I think I’ve mentioned this before, or at least alluded to it.  Writing regularly (more or less) has given me a voice that I never knew I had.  What my divorce took away from me, my writing has given back.  I have regained a sense of who I am.  I never completely lost my sense of humor but it’s with me now stronger than ever.  I love art.  I love music.  I can pursue any and all interests as I see fit.  I love that you are reading my blog and I thank you for that.  Life is good.  (So it says on my many t-shirts.)

Emerge and fly.

 

Love this picture.

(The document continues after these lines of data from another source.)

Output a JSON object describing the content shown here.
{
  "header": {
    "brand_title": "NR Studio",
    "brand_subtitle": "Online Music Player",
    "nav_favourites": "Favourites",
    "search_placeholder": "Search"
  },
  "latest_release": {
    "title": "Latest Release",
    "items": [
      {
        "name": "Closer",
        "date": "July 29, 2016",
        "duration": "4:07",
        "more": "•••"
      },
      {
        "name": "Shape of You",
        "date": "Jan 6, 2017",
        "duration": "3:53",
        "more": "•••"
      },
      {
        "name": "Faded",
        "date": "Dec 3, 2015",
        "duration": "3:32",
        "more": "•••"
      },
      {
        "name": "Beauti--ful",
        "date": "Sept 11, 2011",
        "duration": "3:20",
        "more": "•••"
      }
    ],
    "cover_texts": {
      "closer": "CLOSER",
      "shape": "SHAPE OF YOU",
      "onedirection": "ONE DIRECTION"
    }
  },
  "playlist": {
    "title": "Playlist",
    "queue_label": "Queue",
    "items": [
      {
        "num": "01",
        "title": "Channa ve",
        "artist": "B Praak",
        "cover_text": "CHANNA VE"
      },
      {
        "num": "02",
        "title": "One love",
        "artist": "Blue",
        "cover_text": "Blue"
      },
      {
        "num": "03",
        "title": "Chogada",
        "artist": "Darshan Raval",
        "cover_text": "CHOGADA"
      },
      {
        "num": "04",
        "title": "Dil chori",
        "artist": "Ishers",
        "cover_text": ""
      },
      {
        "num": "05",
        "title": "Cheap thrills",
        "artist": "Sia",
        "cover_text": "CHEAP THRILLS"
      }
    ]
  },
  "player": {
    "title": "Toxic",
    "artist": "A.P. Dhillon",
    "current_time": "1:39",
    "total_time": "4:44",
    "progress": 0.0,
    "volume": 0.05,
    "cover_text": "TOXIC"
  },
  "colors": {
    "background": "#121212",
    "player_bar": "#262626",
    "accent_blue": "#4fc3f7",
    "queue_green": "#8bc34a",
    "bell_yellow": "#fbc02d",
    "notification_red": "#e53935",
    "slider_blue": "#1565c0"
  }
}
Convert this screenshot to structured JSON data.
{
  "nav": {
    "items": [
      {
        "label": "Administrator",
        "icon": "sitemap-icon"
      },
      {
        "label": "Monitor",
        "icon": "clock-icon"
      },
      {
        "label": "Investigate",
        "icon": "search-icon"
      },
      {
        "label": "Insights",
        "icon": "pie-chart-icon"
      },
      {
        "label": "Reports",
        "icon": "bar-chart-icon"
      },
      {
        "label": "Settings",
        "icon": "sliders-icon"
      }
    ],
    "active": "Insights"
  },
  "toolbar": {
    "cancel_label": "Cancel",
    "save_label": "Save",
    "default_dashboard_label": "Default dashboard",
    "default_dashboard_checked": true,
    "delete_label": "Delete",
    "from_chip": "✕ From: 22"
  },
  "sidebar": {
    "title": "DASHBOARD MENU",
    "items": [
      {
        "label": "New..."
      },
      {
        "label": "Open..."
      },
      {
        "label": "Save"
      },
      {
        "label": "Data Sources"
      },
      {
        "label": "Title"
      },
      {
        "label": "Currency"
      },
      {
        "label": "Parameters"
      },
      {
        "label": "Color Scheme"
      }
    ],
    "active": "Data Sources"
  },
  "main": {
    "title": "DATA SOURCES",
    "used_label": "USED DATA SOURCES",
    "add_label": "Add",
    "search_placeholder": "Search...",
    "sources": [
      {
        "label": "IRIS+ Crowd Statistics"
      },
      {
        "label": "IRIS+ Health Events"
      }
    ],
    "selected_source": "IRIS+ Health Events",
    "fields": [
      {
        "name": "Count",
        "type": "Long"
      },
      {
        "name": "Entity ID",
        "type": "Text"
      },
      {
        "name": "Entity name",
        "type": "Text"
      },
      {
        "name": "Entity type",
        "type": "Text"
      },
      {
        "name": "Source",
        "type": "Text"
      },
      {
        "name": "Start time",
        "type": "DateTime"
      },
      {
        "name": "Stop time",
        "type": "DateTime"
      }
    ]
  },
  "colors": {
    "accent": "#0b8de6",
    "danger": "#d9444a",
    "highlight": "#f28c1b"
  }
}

It hangs in my laundry room.

 


“And the day came when the risk to remain tight in a bud was more painful than the risk it took to blossom.”              —
Anais Nin

Sometimes I get so comfortable in my misery that I won’t make the effort to get out of it and move on.  I wrap myself up in my cozy little cocoon and try to ignore the butterfly that needs to get out and fly.  Fortunately my butterfly gets restless and starts to squirm and won’t allow me to hibernate indefinitely.  I think that’s a special gift which I’ve done nothing to earn.  I watched my mother isolate herself and I know I don’t want to follow her example.  Now my mom had many good qualities I would like to emulate.  I think I have her smile, one of the things I loved most about her.  I always knew that she loved me no matter what.  I hope I have conveyed that notion to my own daughters.  It is certainly how I feel.  Mom was generous to a fault to everyone regardless of social status, race, or any other measure I might think of.  But I will take great care not to isolate from society, family and friends the way she did.

I remember when I told my mom that D and I had separated.  I had put off telling her because she had a degree of dementia by then and I didn’t know what I would be getting in to.  How could I have doubted her and her loyalty to me?  When I told her we were separated and why, she went immediately into “mother mode” and vowed that she hoped never to see him again.  And if she did she would give him a piece of her mind.  She talked and talked (part of the dementia, I think) about how she had liked and trusted him.

Shortly before Mom died in the nursing center, she asked me about D and whether I ever talked with him.  I told her I did not.  She said, “You know, I always liked him.”  She stayed true to herself and her inability to hold a grudge right to the end.  Not a bad legacy to leave a daughter.  Love you, Mom.